Going around the table, the fish was very disappointing. It contained absolutely no flavour of the salt it was cooked in and had an unappetizing fishy taste to it, indicating it wasn’t very fresh. My duck was an absolute disaster. The fat wasn’t rendered at all, it was a bit grey in the middle, completely underseasoned and worst of all, tasted old. Eric’s steak as mentioned before was well-cooked but massively under-seasoned. The only dish that I’d rate above average was the chicken as it had a decent flavour and was moist in the middle, Courtney still found it bland and disappointing though.

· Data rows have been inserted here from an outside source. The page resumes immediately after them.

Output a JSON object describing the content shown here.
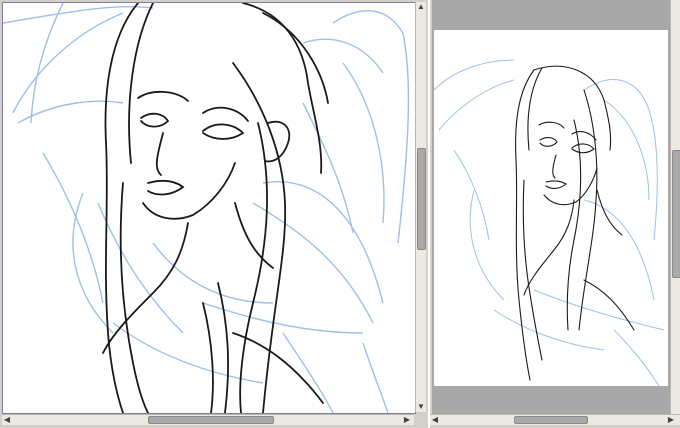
{
  "app": {
    "left_view": "sketch-canvas-zoomed",
    "right_view": "navigator-preview"
  },
  "colors": {
    "canvas_bg": "#ffffff",
    "ink_line": "#1a1a1a",
    "sketch_line": "#9fc0e6",
    "panel_bg": "#d4d0c8",
    "preview_surround": "#a8a8a8",
    "scroll_thumb": "#a9a9a9"
  },
  "icons": {
    "scroll_up": "triangle-up-icon",
    "scroll_down": "triangle-down-icon",
    "scroll_left": "triangle-left-icon",
    "scroll_right": "triangle-right-icon"
  },
  "scroll": {
    "left_vertical_position": 0.35,
    "left_horizontal_position": 0.32,
    "right_vertical_position": 0.4,
    "right_horizontal_position": 0.5
  }
}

We had a few sides with the mains and these didn’t fare any better. The dauphinoise potatoes sounded an absolute winner, but were again, under-seasoned and very, very bland. The green beans were horribly overcooked and mushy (seriously, what kitchen can’t even cook green beans?!), the fries had been stuffed in a pot and were therefore naturally steamed and soggy and the peppercorn sauce that came for the steak was just ok, it just tasted like it could have come from a bottle in all honesty.

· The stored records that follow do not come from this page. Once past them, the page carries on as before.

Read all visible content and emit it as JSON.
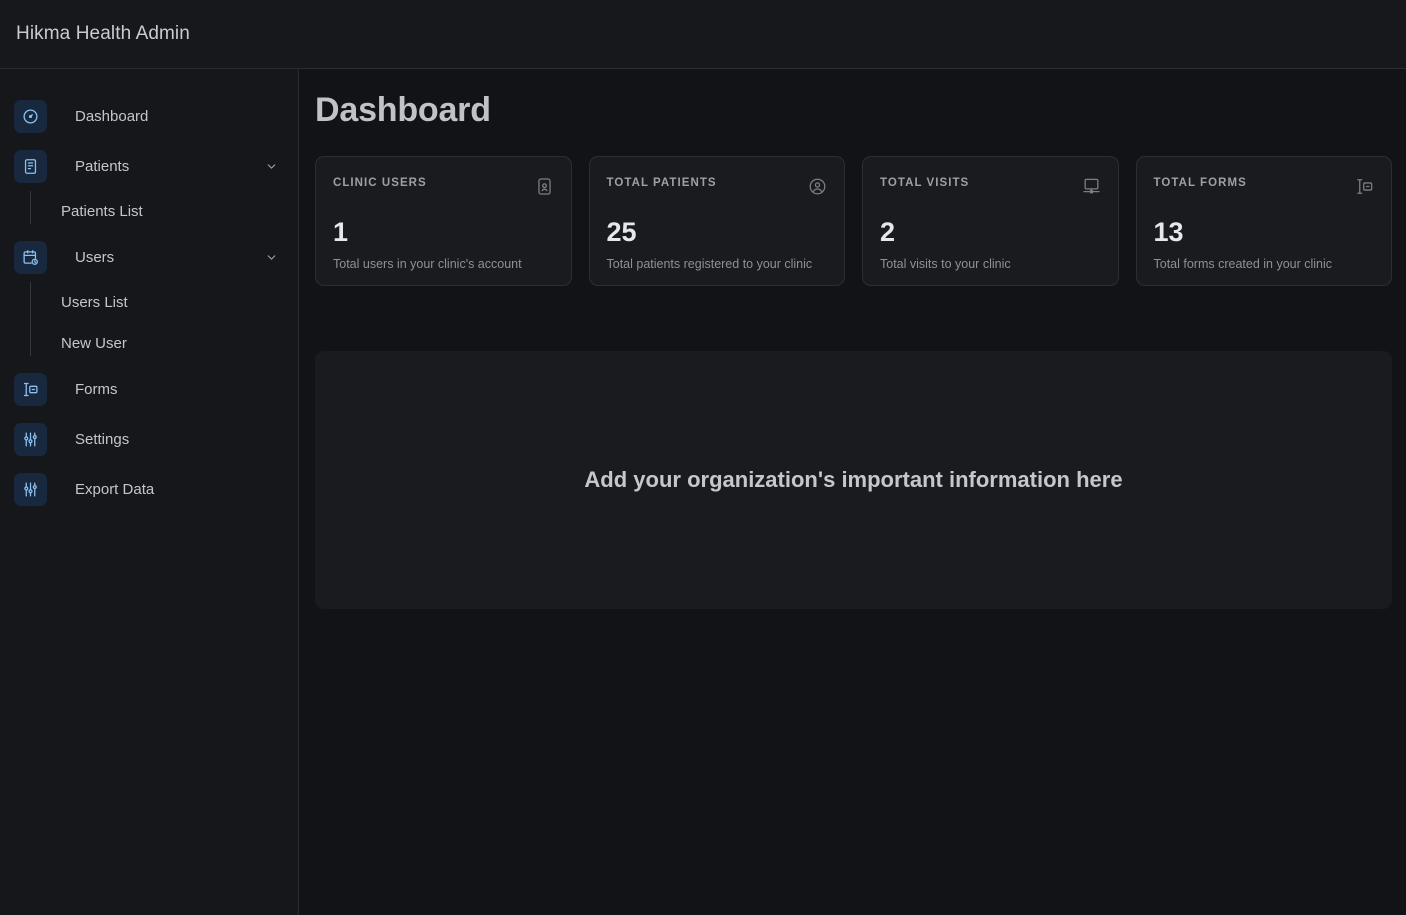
{
  "header": {
    "title": "Hikma Health Admin"
  },
  "sidebar": {
    "items": [
      {
        "label": "Dashboard",
        "icon": "gauge-icon",
        "expandable": false
      },
      {
        "label": "Patients",
        "icon": "document-icon",
        "expandable": true,
        "children": [
          {
            "label": "Patients List"
          }
        ]
      },
      {
        "label": "Users",
        "icon": "calendar-clock-icon",
        "expandable": true,
        "children": [
          {
            "label": "Users List"
          },
          {
            "label": "New User"
          }
        ]
      },
      {
        "label": "Forms",
        "icon": "form-field-icon",
        "expandable": false
      },
      {
        "label": "Settings",
        "icon": "sliders-icon",
        "expandable": false
      },
      {
        "label": "Export Data",
        "icon": "sliders-icon",
        "expandable": false
      }
    ]
  },
  "main": {
    "page_title": "Dashboard",
    "cards": [
      {
        "label": "CLINIC USERS",
        "value": "1",
        "description": "Total users in your clinic's account",
        "icon": "contact-card-icon"
      },
      {
        "label": "TOTAL PATIENTS",
        "value": "25",
        "description": "Total patients registered to your clinic",
        "icon": "user-circle-icon"
      },
      {
        "label": "TOTAL VISITS",
        "value": "2",
        "description": "Total visits to your clinic",
        "icon": "presentation-screen-icon"
      },
      {
        "label": "TOTAL FORMS",
        "value": "13",
        "description": "Total forms created in your clinic",
        "icon": "form-field-icon"
      }
    ],
    "info_panel": {
      "text": "Add your organization's important information here"
    }
  },
  "colors": {
    "page_background": "#121316",
    "panel_background": "#1a1b1e",
    "sidebar_background": "#16171a",
    "border": "#2c2e33",
    "icon_tile": "#18283f",
    "icon_accent": "#8dc2f0",
    "text_primary": "#c3c6cb",
    "text_muted": "#8d9096"
  }
}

After we’d gotten through as much of our poor mains as we could, the server came over and asked how it was. We told her straight that we were pretty disappointed and she tried her best to fight back to us and insisted on bringing the chef over, but we declined. We said we’d speak to the restaurant manager, but apparently, he wasn’t working that night. What fine-dining restaurant, serving seriously expensive food, has a manager who can’t be bothered showing up to a service on a Friday night, when it should be their busiest night? I honestly think whoever is in charge has given up.
A rep from the hotel who covers the whole F&B came up and spoke to us, normally, Courtney and I will have a few bits of constructive advice to help the restaurant improve (and we can proudly say that a majority of the time, small changes get made based on our advice!), but on this occasion I said that the restaurant felt like a lost cause and my main feedback was to shut down the restaurant completely and start from scratch with a new concept. Seriously, it was that bad.

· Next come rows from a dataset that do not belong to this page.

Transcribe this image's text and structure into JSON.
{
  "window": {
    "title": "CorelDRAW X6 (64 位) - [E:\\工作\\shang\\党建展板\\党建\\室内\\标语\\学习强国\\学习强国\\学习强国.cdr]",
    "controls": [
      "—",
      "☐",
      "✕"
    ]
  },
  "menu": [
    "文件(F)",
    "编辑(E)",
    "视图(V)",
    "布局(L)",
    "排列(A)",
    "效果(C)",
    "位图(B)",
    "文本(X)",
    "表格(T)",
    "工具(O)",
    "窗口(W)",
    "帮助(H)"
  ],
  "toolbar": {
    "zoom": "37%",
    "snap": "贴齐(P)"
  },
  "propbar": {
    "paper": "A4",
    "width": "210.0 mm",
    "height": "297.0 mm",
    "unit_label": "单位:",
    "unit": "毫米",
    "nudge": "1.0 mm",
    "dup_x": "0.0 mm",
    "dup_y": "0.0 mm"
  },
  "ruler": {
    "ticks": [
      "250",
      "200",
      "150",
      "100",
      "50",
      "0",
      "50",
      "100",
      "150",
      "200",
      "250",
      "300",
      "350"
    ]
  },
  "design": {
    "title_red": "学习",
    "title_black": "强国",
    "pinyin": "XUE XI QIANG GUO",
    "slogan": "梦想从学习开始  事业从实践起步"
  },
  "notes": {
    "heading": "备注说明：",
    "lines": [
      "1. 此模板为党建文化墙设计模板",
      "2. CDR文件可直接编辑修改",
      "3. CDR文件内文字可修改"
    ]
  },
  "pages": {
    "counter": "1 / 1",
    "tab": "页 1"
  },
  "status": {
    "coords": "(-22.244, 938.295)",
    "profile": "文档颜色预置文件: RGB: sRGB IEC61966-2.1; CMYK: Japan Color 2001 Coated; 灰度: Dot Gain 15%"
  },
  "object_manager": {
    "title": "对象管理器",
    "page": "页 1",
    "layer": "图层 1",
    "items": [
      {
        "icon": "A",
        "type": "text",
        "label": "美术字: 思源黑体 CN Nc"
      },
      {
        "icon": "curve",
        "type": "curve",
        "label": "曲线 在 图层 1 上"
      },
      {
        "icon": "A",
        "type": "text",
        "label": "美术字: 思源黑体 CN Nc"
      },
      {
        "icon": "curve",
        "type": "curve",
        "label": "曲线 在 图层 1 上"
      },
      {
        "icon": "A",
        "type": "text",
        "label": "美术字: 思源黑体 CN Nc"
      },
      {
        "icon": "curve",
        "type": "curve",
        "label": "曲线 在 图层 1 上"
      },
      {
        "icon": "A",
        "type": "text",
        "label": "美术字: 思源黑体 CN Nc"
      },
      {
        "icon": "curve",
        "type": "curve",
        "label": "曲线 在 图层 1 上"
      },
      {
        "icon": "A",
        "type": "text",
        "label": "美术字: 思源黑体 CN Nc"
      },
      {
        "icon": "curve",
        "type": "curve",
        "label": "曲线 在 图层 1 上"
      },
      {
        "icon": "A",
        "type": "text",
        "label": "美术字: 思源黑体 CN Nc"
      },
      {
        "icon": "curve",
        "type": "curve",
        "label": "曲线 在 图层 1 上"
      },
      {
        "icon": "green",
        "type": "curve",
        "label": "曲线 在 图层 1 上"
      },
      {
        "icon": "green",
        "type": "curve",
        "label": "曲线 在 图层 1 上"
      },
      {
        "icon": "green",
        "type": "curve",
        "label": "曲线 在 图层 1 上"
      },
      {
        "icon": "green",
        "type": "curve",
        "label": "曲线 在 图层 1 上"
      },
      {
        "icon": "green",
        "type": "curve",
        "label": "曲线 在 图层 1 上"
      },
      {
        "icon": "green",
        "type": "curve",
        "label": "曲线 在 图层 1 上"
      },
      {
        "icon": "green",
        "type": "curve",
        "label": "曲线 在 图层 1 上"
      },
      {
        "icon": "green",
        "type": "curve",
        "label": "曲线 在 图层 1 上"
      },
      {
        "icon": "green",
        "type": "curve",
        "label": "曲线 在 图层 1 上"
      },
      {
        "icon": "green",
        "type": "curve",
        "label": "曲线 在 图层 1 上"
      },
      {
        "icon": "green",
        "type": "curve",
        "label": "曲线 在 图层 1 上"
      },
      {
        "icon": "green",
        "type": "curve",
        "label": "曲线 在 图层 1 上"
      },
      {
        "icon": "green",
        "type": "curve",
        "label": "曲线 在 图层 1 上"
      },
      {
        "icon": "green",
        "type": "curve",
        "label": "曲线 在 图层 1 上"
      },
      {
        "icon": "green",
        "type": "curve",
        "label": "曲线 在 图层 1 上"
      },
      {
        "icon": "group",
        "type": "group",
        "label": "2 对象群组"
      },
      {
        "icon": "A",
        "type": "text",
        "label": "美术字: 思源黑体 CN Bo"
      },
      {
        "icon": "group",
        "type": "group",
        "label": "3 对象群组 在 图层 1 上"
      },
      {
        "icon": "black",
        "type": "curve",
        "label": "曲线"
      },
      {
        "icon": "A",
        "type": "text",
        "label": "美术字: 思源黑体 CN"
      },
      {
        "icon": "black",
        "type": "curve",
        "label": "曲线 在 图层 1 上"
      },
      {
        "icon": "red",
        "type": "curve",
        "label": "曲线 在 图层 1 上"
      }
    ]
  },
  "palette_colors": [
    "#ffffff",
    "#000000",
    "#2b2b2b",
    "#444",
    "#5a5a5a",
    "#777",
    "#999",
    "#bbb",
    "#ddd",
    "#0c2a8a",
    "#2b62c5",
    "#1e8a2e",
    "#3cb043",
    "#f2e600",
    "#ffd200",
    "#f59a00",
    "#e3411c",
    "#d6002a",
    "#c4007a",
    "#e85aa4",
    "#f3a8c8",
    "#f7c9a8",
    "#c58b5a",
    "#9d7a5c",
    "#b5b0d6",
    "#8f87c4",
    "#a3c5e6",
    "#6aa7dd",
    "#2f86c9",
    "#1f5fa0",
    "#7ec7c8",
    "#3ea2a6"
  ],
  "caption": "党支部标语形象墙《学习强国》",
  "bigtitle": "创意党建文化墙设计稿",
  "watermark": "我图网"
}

It turns out that the company who brought it out here and attracted Leonardo Di Caprio in its heyday, gave up the lease recently and now the hotel is running it – it’s severely suffering from a lack of leadership and it needs to be addressed promptly or it’ll be gone in weeks – not even months.
We declined the option for dessert and left in a hurry, before the feedback got back to the kitchen; all four of us vowing to never return.
FOOD: 3/15 – Everything under-seasoned, produce didn’t taste fresh, unrendered duck, I could go on. When the best dish is something that’s been thrown on a plate from a packet, you know we have a problem.
SERVICE: 4.5/15 – They tried, but were completely out of their depth to be serving in a fine-dining restaurant, poor menu knowledge, gave out wrong menus initially, nobody knew about the wines and the mains took far too long to arrive. Stop throwing perfectly good bread in the bin as well.
DRINKS SELECTION: 1.5/5 – When we got the correct menus, it looked an above-average selection – shame none of it was available! The house wine was abysmal.
AMBIANCE: 2/5 – The restaurant had one set of diners dining at the same time of us and one couple sat down just as we were leaving. There was a singer going around the bar, but she didn’t really captivate us. The views are nice though?
DESIGN: 2/5 – So, so cheaply fitted out. The fake wall looked horrendous and the ceiling just looks like it was forgotten about. The layout was ok though.
VALUE: 1/5 – It was pretty dreadful across the board so there’s no way it offers any decent value for money.
TOTAL: 14/50 – An absolute disaster. I’ve never seen a restaurant fail so badly in so many different areas. There is no way in its current form it is going to survive with places like LPM and La Serre around, so they need to do something drastic and do it fast.